congresos y reuniones científicas
Heterologous expression of C5(6) sterol desaturase from Tetrahymena thermophila restores ergosterol biosynthesis in Sacharomyces cerevisiae ERG3 knockout strain
Congreso; European Congress of Protistology; 2011
Institución organizadora:
German Society of Protozoology / Federation of European Protistological Societies -
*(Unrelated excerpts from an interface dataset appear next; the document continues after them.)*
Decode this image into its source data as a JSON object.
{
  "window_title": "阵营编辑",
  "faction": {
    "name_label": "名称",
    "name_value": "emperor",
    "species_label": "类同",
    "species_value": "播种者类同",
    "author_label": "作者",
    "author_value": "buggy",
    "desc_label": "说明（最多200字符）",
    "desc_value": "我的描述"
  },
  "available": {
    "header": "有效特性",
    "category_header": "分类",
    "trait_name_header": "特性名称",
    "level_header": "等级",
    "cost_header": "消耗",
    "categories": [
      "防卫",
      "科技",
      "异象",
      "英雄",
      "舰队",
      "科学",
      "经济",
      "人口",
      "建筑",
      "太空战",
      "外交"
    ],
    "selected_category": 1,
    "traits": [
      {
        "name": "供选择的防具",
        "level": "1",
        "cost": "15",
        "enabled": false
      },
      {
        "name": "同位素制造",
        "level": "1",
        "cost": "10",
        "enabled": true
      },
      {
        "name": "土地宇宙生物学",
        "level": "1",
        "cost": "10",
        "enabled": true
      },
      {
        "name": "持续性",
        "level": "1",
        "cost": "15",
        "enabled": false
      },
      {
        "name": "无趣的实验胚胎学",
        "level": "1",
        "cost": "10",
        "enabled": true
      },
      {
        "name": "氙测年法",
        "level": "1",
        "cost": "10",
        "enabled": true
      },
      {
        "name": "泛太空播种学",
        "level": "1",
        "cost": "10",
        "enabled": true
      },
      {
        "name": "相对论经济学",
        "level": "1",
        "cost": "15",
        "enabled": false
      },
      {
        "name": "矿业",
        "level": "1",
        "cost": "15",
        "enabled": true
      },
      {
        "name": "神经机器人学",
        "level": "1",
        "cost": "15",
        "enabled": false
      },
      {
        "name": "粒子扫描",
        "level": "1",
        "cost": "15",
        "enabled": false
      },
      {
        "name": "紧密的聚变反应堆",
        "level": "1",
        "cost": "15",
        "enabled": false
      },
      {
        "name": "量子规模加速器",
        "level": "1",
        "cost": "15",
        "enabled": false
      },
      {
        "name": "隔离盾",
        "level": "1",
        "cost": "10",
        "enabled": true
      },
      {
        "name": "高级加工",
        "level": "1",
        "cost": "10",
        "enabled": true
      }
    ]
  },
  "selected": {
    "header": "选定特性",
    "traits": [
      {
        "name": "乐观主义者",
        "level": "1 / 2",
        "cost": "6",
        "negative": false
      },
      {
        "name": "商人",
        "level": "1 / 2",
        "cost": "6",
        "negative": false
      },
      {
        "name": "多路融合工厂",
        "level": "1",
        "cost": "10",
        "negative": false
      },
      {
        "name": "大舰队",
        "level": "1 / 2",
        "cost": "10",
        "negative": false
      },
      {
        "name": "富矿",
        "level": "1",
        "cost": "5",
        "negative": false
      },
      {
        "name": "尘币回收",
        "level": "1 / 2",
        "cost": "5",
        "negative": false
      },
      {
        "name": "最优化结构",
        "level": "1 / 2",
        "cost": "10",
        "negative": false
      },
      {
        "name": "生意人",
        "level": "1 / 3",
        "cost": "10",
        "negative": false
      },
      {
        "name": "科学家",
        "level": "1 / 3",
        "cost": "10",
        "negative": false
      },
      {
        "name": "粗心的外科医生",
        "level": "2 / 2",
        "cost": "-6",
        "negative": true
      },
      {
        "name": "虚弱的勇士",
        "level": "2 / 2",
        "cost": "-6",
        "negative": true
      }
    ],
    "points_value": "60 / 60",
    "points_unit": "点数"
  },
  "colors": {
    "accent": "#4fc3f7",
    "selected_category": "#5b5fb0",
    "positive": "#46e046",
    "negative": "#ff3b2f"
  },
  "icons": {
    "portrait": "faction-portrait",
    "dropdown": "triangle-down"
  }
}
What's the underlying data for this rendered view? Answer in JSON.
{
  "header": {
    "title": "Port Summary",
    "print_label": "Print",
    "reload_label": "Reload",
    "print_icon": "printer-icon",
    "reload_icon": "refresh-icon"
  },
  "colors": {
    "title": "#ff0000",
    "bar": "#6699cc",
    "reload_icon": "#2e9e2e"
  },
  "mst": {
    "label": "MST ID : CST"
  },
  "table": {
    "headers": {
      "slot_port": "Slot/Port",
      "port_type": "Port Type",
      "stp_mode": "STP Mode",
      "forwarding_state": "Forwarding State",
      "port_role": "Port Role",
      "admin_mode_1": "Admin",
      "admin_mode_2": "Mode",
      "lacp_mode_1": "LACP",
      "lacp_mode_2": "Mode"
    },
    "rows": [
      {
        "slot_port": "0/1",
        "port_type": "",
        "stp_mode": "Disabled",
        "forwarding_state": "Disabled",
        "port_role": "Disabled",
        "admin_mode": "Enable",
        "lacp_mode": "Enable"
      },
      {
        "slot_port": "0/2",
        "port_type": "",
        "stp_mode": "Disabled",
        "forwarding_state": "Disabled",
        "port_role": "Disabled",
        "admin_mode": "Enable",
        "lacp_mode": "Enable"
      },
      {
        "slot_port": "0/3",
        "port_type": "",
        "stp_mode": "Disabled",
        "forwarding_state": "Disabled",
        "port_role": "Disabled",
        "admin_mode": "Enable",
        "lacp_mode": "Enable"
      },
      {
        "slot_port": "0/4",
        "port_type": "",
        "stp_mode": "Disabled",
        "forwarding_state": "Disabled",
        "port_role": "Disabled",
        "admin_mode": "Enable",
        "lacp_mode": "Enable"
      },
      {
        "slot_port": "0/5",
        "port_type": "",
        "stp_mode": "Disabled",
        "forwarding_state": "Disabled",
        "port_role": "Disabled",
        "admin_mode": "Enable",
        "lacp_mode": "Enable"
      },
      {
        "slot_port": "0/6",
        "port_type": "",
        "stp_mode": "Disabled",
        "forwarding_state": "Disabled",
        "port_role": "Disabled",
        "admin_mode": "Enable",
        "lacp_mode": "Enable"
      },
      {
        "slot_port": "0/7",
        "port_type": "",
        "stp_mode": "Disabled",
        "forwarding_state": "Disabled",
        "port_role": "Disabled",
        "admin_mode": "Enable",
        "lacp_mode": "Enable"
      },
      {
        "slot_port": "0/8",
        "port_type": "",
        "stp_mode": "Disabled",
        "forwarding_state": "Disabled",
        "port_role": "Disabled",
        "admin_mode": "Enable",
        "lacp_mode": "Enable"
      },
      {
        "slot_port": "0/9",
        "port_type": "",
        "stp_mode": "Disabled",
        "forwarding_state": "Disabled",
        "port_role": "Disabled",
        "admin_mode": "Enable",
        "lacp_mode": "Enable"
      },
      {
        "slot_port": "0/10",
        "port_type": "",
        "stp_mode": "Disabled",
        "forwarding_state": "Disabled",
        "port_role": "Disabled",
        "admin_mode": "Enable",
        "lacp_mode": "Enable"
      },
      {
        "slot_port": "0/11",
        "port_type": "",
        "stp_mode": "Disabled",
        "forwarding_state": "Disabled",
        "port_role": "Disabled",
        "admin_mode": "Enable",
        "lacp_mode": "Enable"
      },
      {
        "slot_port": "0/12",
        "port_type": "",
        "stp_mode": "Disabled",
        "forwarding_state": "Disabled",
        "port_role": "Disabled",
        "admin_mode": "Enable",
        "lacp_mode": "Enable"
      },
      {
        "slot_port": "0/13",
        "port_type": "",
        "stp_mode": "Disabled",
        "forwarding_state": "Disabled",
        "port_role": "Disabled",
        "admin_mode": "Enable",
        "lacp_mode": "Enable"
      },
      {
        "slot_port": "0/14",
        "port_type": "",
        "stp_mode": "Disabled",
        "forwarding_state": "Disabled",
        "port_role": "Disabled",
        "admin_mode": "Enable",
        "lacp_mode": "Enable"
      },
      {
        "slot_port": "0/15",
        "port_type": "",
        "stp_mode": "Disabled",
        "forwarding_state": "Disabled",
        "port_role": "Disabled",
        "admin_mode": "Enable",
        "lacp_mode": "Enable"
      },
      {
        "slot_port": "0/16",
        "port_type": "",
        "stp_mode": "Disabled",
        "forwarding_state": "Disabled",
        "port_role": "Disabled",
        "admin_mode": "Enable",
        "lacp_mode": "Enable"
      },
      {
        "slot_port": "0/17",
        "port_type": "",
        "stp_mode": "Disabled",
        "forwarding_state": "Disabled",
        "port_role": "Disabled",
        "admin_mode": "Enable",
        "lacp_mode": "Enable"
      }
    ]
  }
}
Sterol biosynthesis comprises various enzymatic steps, such as squalene cyclization, demethylations, reductions and desaturations. Desaturases are essential enzymes in sterol biosynthesis, such as C-5(6) sterol desaturase that catalyze the introduction of Δ5 double bound. Several studies in plants, mammals and yeasts have shown that desaturation at C-5(6) involves an electron transfer from NADH to the terminal oxidase (the desaturase itself) via a cytochrome b5 reductase and the cytochrome b5. These features are typical of the fatty acid hydroxylase superfamily (FAHS). Even though the ciliate Tetrahymena thermophila can not synthesize sterols, performs several modifications in the sterol moiety. Four activities have been described: C-5(6), C-7(8) and C-22(23) sterol desaturations and removal of C-24 ethyl. We have recently identified and characterized two sterol desaturases of T. thermophila, which revealed the typical features of these enzymes: C-5(6) sterol desaturase, DES5A, and C-24 sterol desaturase-like, DES24. In yeast, the C5(6) sterol desaturase is an endoplasmic reticulum enzyme encoded by the ERG3 gene, its disruption creates an interruption in the synthesis of ergosterol. A heterologous expression of Des5Ap in the ERG3 deficient strain was performed in order to evaluate the functionality of cytochrome b5 dependent enzyme of the ciliate and to confirm its activity. The erg3 mutant was transformed with a p425-C5T plasmid, carrying DES5A gene of Tetrahymena. The sterol profile of the complemented strain was analyzed by HPLC and GC-MS. The results showed that complementation restored ergosterol synthesis. Therefore, this work shows by the first time that a ciliate Cyt b5 dependent enzyme of the FAHS is active in Saccharomyces cerevisiae, indicating that yeast has the requirements to restore the activity with a foreign gene. These data suggest that S. cerevisiae can be used as a good system for both the study of membrane protein complex of the FAHS, and the identification of putative genes of ciliates.